I also have a S-R K31, a little more money , but all I have heard about were from good to excellent, mine has a .297-.307 barrel and with a 2x scout scope will do 1" at 50 yds for me all day. The cartridge is about equal to a .308, factory ammo is available , new , empty cases are available cheap, regular .308 dia . bullets are all you need.
In my opinion, much less of a gamble than a MN.
Don :)

Walter
January 30, 2005, 12:01 AM
I killed my first deer with an M-1 rifle shooting Remington 150 gr. JSP
bullets. It was a 7 point buck.
The rifle is a Winchester, built in 1943, and rebuilt in the 60's for NG use.
I bought it from a police officer who got it from the old DCM program.
I paid 300 bucks for it in 1975, and I wouldn't take twice that for it today.
It is a "shooter".

Walter

44-40
February 1, 2005, 11:01 AM
I don't like the short bolt handle or the crude manufacture of the mn,they are about as elegant as my mother inlaw sitting on the pot.There is no arguing they work,but not for me,I would think a sporterized 303 whether you dropped it in a stock or someone else did the wood work,a much nicer rifle.Also the german rifles of 8mm are much nicer built. Rather than wait for a show why don't you find a dealer that will work with you and order something.Look up S.O.G. on the web

rbernie
February 1, 2005, 01:29 PM
This is an Enfield No4Mk1 (chambered in 303 British) set up for hunting:

http://www.hunt101.com/img/218871.jpg

This is the 1895 Chilean Mauser (7x57) that I used to harvest this year's deer:

http://www.hunt101.com/img/218872.jpg

Not including the scope and mounts, I've got less than $300 tied up in each of these (and a fair bit of sweat equity). Both will shoot MOA or better with handloads or certainly factory loads, hot-or-cold. For both of them, all I really did was reblue-n-restock them (altho I'm working on another stock for the Mauser), 'smith in a drop-n trigger, and work out a scope mounting system. Otherwise, they are exactly as they came off the line, original barrels and all. (In the case of the Mauser, that 'born-on' date was better than 100 years ago. The Enfield is the baby of the two, having been born in 1944.)

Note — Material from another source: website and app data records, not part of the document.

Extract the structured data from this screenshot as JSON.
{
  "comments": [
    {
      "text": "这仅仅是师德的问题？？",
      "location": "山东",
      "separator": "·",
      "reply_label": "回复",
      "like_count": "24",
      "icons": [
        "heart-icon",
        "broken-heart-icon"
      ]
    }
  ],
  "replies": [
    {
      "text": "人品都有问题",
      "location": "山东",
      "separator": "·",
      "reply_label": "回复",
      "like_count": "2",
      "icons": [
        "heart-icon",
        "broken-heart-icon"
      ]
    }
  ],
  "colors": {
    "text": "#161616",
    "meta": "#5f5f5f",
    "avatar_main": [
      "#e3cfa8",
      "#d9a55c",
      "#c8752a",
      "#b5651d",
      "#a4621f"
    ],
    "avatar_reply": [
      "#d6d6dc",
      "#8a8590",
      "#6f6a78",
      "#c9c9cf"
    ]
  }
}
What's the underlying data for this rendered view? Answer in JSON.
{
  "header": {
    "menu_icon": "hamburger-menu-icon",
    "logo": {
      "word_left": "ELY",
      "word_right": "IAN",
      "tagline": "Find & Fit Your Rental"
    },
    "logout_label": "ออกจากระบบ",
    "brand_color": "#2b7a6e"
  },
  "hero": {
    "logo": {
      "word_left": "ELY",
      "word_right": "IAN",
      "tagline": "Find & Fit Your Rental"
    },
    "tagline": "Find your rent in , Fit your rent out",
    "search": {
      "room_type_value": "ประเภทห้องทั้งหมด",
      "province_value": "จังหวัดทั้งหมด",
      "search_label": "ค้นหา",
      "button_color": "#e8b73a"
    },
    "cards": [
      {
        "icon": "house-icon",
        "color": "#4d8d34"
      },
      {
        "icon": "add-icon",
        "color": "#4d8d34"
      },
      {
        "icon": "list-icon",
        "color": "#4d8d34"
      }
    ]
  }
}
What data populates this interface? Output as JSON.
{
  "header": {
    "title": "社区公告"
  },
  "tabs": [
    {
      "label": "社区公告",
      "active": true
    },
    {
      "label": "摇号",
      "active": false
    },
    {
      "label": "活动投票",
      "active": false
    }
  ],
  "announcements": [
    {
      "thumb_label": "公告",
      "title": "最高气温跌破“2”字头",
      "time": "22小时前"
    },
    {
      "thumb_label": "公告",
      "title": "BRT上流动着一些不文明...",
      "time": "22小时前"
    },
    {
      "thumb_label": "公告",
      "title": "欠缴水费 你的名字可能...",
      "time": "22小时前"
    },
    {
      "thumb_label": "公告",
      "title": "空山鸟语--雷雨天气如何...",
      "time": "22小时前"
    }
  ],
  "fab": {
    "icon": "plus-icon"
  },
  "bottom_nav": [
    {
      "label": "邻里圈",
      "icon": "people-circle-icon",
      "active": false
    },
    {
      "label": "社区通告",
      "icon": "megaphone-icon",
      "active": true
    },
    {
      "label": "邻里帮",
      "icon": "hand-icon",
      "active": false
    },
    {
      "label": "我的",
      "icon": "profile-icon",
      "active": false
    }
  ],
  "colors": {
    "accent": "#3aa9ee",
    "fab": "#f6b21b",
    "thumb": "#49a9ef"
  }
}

I don't have a picture of the SKS that I set up for brush hunting, but the TechSight rear peep and Barnaul softpoints were keys in that setup. It's too bad that I've not yet had a chance to use it in the field. I have a restocked-but-otherwise-intact Enfield No4 that, when downloaded with the 7.62x39's 123gr bullets, kinda took over the SKS's role as my 'go-to' open-sight brush gun. (I decided that I liked the Enfield over the SKS because it was more versatile - I could use 123gr, 150gr, or 180+gr bullet loadings in the same rifle.)

I've also got an Eddystone 1917 (30-06) and Mauser 1893 small-ring in 8x57 in the works as well. :D

Mannlicher
February 10, 2005, 10:21 PM
well, I hunt hogs with my SOCOM 16. Not cheap, but darned effective with the EOTech sight mounted.